> _Records for the task_:
•••

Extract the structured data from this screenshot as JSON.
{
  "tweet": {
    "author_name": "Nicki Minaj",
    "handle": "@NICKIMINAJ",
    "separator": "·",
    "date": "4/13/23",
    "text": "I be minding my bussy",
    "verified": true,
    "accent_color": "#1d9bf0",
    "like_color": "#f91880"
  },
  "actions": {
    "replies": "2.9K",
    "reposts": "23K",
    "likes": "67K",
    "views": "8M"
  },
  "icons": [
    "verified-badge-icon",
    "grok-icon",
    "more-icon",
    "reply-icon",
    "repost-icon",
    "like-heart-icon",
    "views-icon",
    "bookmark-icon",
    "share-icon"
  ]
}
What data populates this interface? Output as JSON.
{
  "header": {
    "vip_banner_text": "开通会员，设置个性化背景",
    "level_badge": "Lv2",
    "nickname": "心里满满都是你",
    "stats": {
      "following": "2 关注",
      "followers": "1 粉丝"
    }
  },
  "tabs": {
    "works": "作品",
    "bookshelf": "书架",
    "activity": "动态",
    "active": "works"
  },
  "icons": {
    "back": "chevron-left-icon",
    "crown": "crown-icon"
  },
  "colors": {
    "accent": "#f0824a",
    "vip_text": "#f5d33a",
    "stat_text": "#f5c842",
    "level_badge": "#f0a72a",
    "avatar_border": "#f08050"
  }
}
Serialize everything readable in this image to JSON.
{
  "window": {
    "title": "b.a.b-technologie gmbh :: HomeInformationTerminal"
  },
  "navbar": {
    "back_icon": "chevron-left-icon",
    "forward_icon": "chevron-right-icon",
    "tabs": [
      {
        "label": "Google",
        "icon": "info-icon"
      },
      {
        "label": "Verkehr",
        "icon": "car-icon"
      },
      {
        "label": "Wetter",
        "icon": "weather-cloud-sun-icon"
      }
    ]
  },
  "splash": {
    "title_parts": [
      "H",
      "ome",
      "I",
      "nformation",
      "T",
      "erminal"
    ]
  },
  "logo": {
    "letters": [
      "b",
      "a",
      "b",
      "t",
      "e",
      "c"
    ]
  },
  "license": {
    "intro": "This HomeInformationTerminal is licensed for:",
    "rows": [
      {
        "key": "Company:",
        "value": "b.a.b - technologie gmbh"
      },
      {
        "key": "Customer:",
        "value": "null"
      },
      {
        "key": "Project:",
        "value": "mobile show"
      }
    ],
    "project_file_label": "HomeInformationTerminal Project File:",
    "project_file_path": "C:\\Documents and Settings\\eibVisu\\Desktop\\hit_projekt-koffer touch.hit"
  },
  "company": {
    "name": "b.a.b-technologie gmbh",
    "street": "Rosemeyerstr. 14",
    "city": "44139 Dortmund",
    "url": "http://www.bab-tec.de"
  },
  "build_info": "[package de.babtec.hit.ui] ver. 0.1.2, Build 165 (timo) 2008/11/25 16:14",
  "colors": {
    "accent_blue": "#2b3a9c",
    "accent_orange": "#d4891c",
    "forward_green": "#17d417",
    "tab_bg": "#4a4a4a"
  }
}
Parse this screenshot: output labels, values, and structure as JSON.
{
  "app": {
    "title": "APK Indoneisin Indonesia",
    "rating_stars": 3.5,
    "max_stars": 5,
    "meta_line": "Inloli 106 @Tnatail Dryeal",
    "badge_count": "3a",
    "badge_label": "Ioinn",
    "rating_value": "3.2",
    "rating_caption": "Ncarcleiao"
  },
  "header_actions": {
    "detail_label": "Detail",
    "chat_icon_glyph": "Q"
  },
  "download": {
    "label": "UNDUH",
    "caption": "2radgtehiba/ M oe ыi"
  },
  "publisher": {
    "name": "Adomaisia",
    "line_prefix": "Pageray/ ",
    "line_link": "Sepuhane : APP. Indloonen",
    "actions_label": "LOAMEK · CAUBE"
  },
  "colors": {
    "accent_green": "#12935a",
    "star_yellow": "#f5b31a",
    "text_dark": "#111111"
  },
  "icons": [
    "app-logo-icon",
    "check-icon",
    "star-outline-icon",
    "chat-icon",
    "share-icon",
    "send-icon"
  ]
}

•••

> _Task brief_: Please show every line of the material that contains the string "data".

> _Solution to this exercise_:
Extract the structured data from this screenshot as JSON.
What data populates this interface? Output as JSON.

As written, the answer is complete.